10. The prime and premier games are a thing of the past. There will be no more labeling of games. Everything is just going to be dynamically priced. A lot of fans didn't go to, say, the Yankees games because of the premier pricing. Brooks noted that the cheapest tickets were the ones that didn't sell for those games, which seems counterintuitive, but it's clear those labels dissuaded certain fans from attending certain games.
11. Brooks said the fan's attitude toward the on-field product has changed in a year's time. Coming off the 2011 season, there was a lot of discontent about the won-loss record. This year's survey didn't indicate anything of the sort. In fact, the survey showed winning was NOT the fans' top priority. Rather, people want a team that competes hard and represents the fan base. The survey showed that is more important than the winning and losing. Brooks acknowledged that some people might respond to that by thinking he's been spending too much time drinking in his office. He acknowledged that winning is very important, and it's the most important thing for some fans. However, factors beyond winning and losing are more important for more fans. Brooks added that doesn't mean there is going to be any shift in the goals of the baseball operations department. They know they need to win.
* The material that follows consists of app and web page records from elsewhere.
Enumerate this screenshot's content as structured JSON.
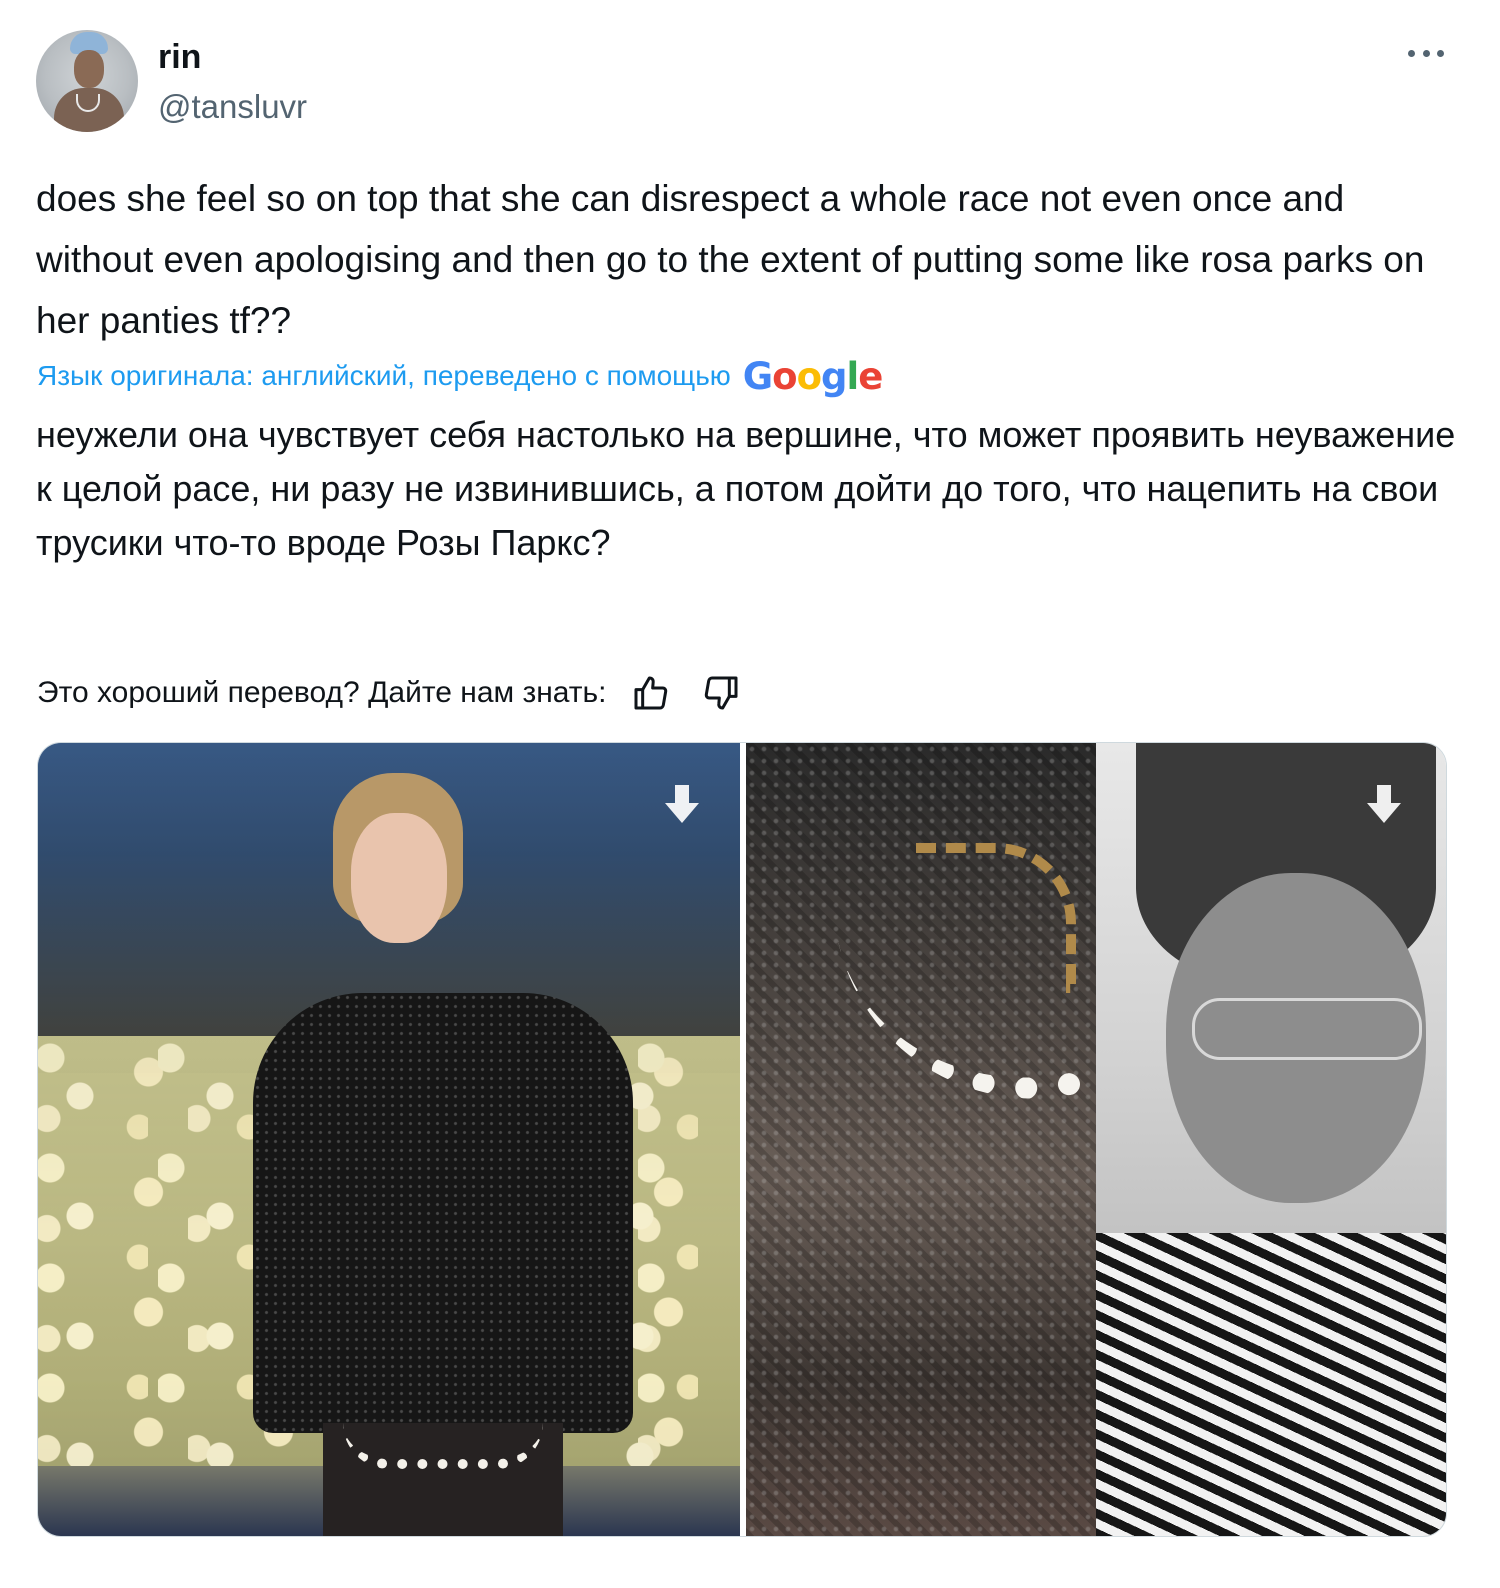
{
  "user": {
    "name": "rin",
    "handle": "@tansluvr"
  },
  "tweet": {
    "text_original": "does she feel so on top that she can disrespect a whole race not even once and without even apologising and then go to the extent of putting some like rosa parks on her panties tf??",
    "translation_notice": "Язык оригинала: английский, переведено с помощью",
    "translation_provider": "Google",
    "text_translated": "неужели она чувствует себя настолько на вершине, что может проявить неуважение к целой расе, ни разу не извинившись, а потом дойти до того, что нацепить на свои трусики что-то вроде Розы Паркс?",
    "feedback_prompt": "Это хороший перевод? Дайте нам знать:"
  },
  "icons": {
    "more": "more-options-icon",
    "thumbs_up": "thumbs-up-icon",
    "thumbs_down": "thumbs-down-icon",
    "download": "download-arrow-icon"
  },
  "colors": {
    "link_blue": "#1d9bf0",
    "secondary_text": "#536471",
    "primary_text": "#0f1419",
    "border": "#cfd9de"
  }
}
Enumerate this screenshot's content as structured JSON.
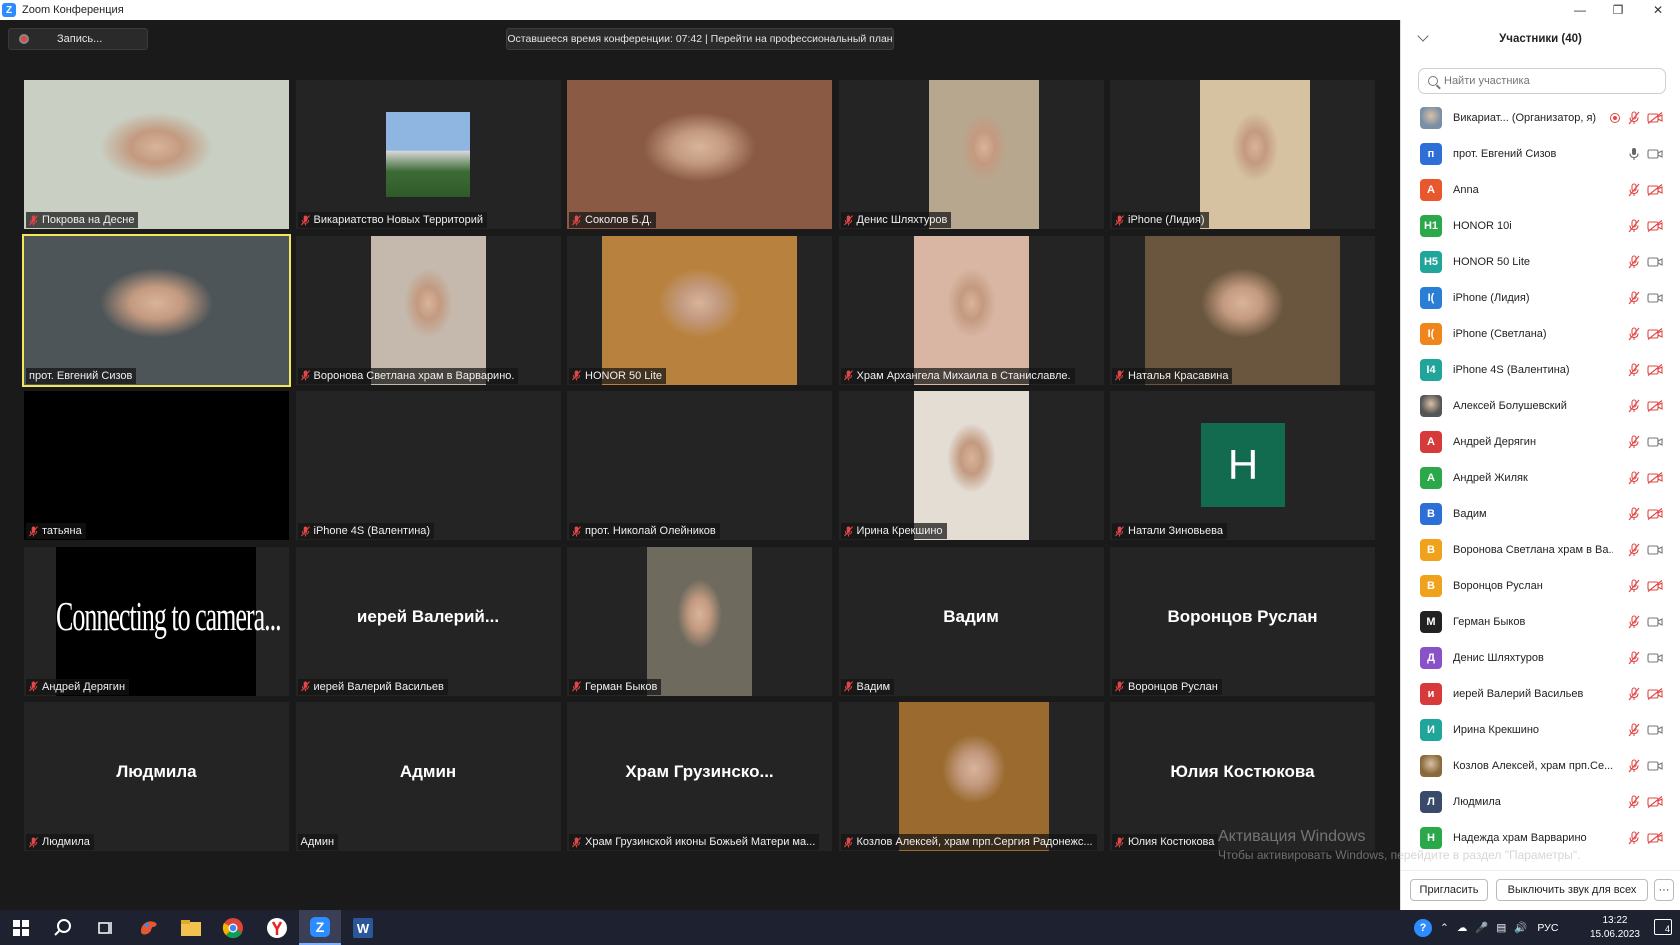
{
  "window": {
    "title": "Zoom Конференция",
    "controls": [
      "minimize",
      "restore",
      "close"
    ]
  },
  "meeting": {
    "record_label": "Запись...",
    "time_banner": "Оставшееся время конференции: 07:42 | Перейти на профессиональный план"
  },
  "tiles": [
    {
      "name": "Покрова на Десне",
      "muted": true,
      "kind": "video",
      "tone": "#c9cfc2"
    },
    {
      "name": "Викариатство Новых Территорий",
      "muted": true,
      "kind": "image",
      "tone": "#5c7fa3"
    },
    {
      "name": "Соколов Б.Д.",
      "muted": true,
      "kind": "video",
      "tone": "#8a5a44"
    },
    {
      "name": "Денис Шляхтуров",
      "muted": true,
      "kind": "video",
      "tone": "#b7a78f"
    },
    {
      "name": "iPhone (Лидия)",
      "muted": true,
      "kind": "video",
      "tone": "#d6c2a0"
    },
    {
      "name": "прот. Евгений Сизов",
      "muted": false,
      "kind": "video",
      "tone": "#4e5558",
      "active": true
    },
    {
      "name": "Воронова Светлана храм в Варварино.",
      "muted": true,
      "kind": "video",
      "tone": "#c5b9ad"
    },
    {
      "name": "HONOR 50 Lite",
      "muted": true,
      "kind": "video",
      "tone": "#b8823e"
    },
    {
      "name": "Храм Архангела Михаила в Станиславле.",
      "muted": true,
      "kind": "video",
      "tone": "#d9b6a3"
    },
    {
      "name": "Наталья Красавина",
      "muted": true,
      "kind": "video",
      "tone": "#6a563e"
    },
    {
      "name": "татьяна",
      "muted": true,
      "kind": "black"
    },
    {
      "name": "iPhone 4S (Валентина)",
      "muted": true,
      "kind": "empty"
    },
    {
      "name": "прот. Николай Олейников",
      "muted": true,
      "kind": "empty"
    },
    {
      "name": "Ирина Крекшино",
      "muted": true,
      "kind": "video",
      "tone": "#e3ddd4"
    },
    {
      "name": "Натали Зиновьева",
      "muted": true,
      "kind": "avatar",
      "avatar_letter": "Н"
    },
    {
      "name": "Андрей Дерягин",
      "muted": true,
      "kind": "connecting",
      "overlay_text": "Connecting to camera..."
    },
    {
      "name": "иерей Валерий Васильев",
      "muted": true,
      "kind": "name",
      "big_name": "иерей Валерий..."
    },
    {
      "name": "Герман Быков",
      "muted": true,
      "kind": "video",
      "tone": "#6e6a5e"
    },
    {
      "name": "Вадим",
      "muted": true,
      "kind": "name",
      "big_name": "Вадим"
    },
    {
      "name": "Воронцов Руслан",
      "muted": true,
      "kind": "name",
      "big_name": "Воронцов Руслан"
    },
    {
      "name": "Людмила",
      "muted": true,
      "kind": "name",
      "big_name": "Людмила"
    },
    {
      "name": "Админ",
      "muted": false,
      "kind": "name",
      "big_name": "Админ"
    },
    {
      "name": "Храм Грузинской иконы Божьей Матери  ма...",
      "muted": true,
      "kind": "name",
      "big_name": "Храм  Грузинско..."
    },
    {
      "name": "Козлов Алексей, храм прп.Сергия Радонежс...",
      "muted": true,
      "kind": "video",
      "tone": "#9a6a2e"
    },
    {
      "name": "Юлия Костюкова",
      "muted": true,
      "kind": "name",
      "big_name": "Юлия Костюкова"
    }
  ],
  "participants_panel": {
    "title": "Участники (40)",
    "search_placeholder": "Найти участника",
    "items": [
      {
        "avatar": "",
        "avatar_color": "#7a8fa6",
        "photo": true,
        "name": "Викариат... (Организатор, я)",
        "mic": "muted",
        "cam": "off",
        "extra": "record"
      },
      {
        "avatar": "п",
        "avatar_color": "#2d6fd6",
        "name": "прот. Евгений Сизов",
        "mic": "on",
        "cam": "on"
      },
      {
        "avatar": "А",
        "avatar_color": "#e8572d",
        "name": "Anna",
        "mic": "muted",
        "cam": "off"
      },
      {
        "avatar": "H1",
        "avatar_color": "#2aa84a",
        "name": "HONOR 10i",
        "mic": "muted",
        "cam": "off"
      },
      {
        "avatar": "H5",
        "avatar_color": "#1fa59a",
        "name": "HONOR 50 Lite",
        "mic": "muted",
        "cam": "on"
      },
      {
        "avatar": "I(",
        "avatar_color": "#2a7fd4",
        "name": "iPhone (Лидия)",
        "mic": "muted",
        "cam": "on"
      },
      {
        "avatar": "I(",
        "avatar_color": "#f0851c",
        "name": "iPhone (Светлана)",
        "mic": "muted",
        "cam": "off"
      },
      {
        "avatar": "I4",
        "avatar_color": "#1fa59a",
        "name": "iPhone 4S (Валентина)",
        "mic": "muted",
        "cam": "off"
      },
      {
        "avatar": "",
        "avatar_color": "#555555",
        "photo": true,
        "name": "Алексей Болушевский",
        "mic": "muted",
        "cam": "off"
      },
      {
        "avatar": "А",
        "avatar_color": "#d63a3a",
        "name": "Андрей Дерягин",
        "mic": "muted",
        "cam": "on"
      },
      {
        "avatar": "А",
        "avatar_color": "#2aa84a",
        "name": "Андрей Жиляк",
        "mic": "muted",
        "cam": "off"
      },
      {
        "avatar": "В",
        "avatar_color": "#2d6fd6",
        "name": "Вадим",
        "mic": "muted",
        "cam": "off"
      },
      {
        "avatar": "В",
        "avatar_color": "#f0a21c",
        "name": "Воронова Светлана храм в Ва...",
        "mic": "muted",
        "cam": "on"
      },
      {
        "avatar": "В",
        "avatar_color": "#f0a21c",
        "name": "Воронцов Руслан",
        "mic": "muted",
        "cam": "off"
      },
      {
        "avatar": "M",
        "avatar_color": "#222222",
        "name": "Герман Быков",
        "mic": "muted",
        "cam": "on"
      },
      {
        "avatar": "Д",
        "avatar_color": "#8a52c9",
        "name": "Денис Шляхтуров",
        "mic": "muted",
        "cam": "on"
      },
      {
        "avatar": "и",
        "avatar_color": "#d63a3a",
        "name": "иерей Валерий Васильев",
        "mic": "muted",
        "cam": "off"
      },
      {
        "avatar": "И",
        "avatar_color": "#1fa59a",
        "name": "Ирина Крекшино",
        "mic": "muted",
        "cam": "on"
      },
      {
        "avatar": "",
        "avatar_color": "#8a6a3a",
        "photo": true,
        "name": "Козлов Алексей, храм прп.Се...",
        "mic": "muted",
        "cam": "on"
      },
      {
        "avatar": "Л",
        "avatar_color": "#3a4a6a",
        "name": "Людмила",
        "mic": "muted",
        "cam": "off"
      },
      {
        "avatar": "Н",
        "avatar_color": "#2aa84a",
        "name": "Надежда храм Варварино",
        "mic": "muted",
        "cam": "off"
      }
    ],
    "invite_label": "Пригласить",
    "mute_all_label": "Выключить звук для всех",
    "more_label": "···"
  },
  "watermark": {
    "line1": "Активация Windows",
    "line2": "Чтобы активировать Windows, перейдите в раздел \"Параметры\"."
  },
  "taskbar": {
    "icons": [
      "windows-start-icon",
      "search-icon",
      "task-view-icon",
      "paint-icon",
      "file-explorer-icon",
      "chrome-icon",
      "yandex-browser-icon",
      "zoom-icon",
      "word-icon"
    ],
    "language": "РУС",
    "time": "13:22",
    "date": "15.06.2023",
    "notifications_count": "4"
  }
}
12. Some interesting comments about the advertising campaigns. Brooks said they knew they had no momentum coming off a 2011 season that was a disaster in every way. As a matter of fact, they had an Adam Dunn commercial that never aired that year because of his struggles at the plate. Because of the discontent with the team, they thought it would be very challenging to put the players out there in any sort of advertising campaign. They had the two Robin spots early in the season to re-introduce him to the market, and then they built the "Appreciate the Game" campaign around the fans. They hired Poptent to create four spots, and those are the television ads we all saw throughout the season. They didn't involve the players in any of those spots, but they believe having a winning year this season gives them a chance to have the players start talking to the fans again. People are pleased with what Robin has done with the team. You have a budding ace in Chris Sale, Dunn and Rios produced closer to career norms, etc. So, we will see the players become involved in the advertising campaigns again for 2013.
13. There was one other question about season-ticket holders and dynamic pricing. There remains a gap between the STH price and the individual game pricing. Brooks said on only the rarest occasions would a dynamically-priced ticket sell for less than the STH price. Obviously, they want to encourage people to buy season plans, and the best way to do that is to convince people the best value resides in the ST packages.
JB's attendance record:
2004: 14-5; 2005: 16-8; 2006: 19-10; 2007: 8-12; 2008: 15-7; 2009: 6-13; 2010: 12-11; 2011: 9-8; 2012: 11-7; 2013: 8-9; 2014: 6-8; Total: 124-98.
Next game: Sept. 27 vs. Kansas City
Read my new baseball blog: http://thebaseballkid98.blogspot.com/